Today I’m celebrating re-understanding.
It happens all the time in my classroom. When students believe they know, but their understanding is false.
On Tuesday, I worked with L. L is learning English. To boost the clarity of his written thoughts, we did some shared writing. He used the word really to describe how fast something was moving. I wrote really on the page. He read the sentence and stopped me, pointed to the word really and asked, “What does that word mean?”
I responded half laughing saying it’s the word he used to describe something. We talked about the word’s meaning; about how and why we use the word.
His response at the end was, “Oh. I didn’t know that.”
I love it when he says that. It shows his trust and his stance as a learner.
L was using this word in his spoken language. It took writing it and rereading it for him to realize that he didn’t understand the word. Fascinating from a learning perspective.
This work got me wondering about understanding. How often do we think we know. Or we assume we know. So we don’t question.
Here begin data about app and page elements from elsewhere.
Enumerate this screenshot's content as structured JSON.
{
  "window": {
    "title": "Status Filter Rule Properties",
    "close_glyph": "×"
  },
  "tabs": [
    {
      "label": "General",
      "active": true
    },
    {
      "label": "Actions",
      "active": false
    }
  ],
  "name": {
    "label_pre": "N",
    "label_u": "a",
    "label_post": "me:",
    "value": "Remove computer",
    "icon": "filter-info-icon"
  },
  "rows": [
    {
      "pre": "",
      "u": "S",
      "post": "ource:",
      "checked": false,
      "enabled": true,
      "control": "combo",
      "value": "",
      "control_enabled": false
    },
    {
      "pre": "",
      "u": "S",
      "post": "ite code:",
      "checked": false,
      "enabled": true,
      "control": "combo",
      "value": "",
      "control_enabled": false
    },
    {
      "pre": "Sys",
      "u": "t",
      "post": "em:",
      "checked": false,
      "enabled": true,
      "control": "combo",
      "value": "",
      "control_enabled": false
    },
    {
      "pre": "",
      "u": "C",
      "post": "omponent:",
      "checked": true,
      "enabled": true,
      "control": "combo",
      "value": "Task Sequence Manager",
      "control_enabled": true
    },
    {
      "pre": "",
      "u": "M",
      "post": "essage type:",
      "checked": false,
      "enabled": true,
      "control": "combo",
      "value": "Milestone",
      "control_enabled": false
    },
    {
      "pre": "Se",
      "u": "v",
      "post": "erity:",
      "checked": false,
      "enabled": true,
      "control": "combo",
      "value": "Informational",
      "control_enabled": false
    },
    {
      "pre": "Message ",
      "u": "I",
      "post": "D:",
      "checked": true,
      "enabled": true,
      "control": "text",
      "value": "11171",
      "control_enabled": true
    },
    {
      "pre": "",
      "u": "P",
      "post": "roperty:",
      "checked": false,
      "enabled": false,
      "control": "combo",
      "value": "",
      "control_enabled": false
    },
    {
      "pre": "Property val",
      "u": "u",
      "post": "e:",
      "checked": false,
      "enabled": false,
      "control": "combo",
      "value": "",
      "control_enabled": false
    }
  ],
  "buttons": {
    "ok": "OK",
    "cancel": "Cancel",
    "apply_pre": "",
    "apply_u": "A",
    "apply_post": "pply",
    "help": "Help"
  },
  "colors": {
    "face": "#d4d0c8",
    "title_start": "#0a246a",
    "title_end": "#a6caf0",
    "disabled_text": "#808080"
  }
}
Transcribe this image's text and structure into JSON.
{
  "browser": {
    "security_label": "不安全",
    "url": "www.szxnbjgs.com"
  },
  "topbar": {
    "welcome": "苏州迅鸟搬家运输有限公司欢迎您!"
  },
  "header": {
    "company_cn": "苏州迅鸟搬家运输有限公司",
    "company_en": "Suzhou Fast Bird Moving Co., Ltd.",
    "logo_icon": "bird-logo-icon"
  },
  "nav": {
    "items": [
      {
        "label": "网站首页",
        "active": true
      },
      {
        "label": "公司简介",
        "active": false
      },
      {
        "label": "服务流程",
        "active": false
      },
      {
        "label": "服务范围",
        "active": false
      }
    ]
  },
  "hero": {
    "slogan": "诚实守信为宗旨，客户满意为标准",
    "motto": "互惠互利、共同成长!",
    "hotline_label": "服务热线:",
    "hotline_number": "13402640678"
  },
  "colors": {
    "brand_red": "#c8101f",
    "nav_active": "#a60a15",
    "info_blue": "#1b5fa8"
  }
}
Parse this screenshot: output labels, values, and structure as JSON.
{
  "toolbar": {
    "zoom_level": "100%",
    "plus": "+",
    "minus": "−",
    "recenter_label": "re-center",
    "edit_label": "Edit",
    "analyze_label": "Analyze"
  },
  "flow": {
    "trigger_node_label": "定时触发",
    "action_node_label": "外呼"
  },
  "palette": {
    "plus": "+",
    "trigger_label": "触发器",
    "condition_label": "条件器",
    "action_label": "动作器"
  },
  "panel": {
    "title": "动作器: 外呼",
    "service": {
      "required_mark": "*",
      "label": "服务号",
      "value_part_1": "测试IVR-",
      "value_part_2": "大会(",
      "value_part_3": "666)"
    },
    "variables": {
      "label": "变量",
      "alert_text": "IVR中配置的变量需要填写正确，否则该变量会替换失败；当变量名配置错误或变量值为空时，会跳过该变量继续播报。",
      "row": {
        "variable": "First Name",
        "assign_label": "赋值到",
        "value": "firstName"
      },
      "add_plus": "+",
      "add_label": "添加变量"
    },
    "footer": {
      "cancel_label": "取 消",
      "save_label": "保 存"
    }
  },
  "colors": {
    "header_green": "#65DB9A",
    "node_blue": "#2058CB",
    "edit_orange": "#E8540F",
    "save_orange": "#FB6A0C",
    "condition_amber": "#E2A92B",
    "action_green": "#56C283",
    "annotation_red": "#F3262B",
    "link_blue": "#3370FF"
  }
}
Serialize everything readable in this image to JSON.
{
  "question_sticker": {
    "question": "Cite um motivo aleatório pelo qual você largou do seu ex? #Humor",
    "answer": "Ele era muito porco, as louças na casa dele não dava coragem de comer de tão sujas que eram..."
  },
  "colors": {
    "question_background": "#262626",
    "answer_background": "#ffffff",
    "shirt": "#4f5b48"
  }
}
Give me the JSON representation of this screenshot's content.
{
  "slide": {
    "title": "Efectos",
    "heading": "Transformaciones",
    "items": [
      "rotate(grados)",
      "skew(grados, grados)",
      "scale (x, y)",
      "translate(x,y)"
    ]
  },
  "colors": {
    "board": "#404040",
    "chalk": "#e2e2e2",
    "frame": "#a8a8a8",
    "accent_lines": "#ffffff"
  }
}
Admitting “I don’t know” is hard. For some, it’s close to impossible. Especially when we are supposed to know. But if we are to be learners, we need to find ways to become more like L. Trusting and brave enough to ask: What does that mean.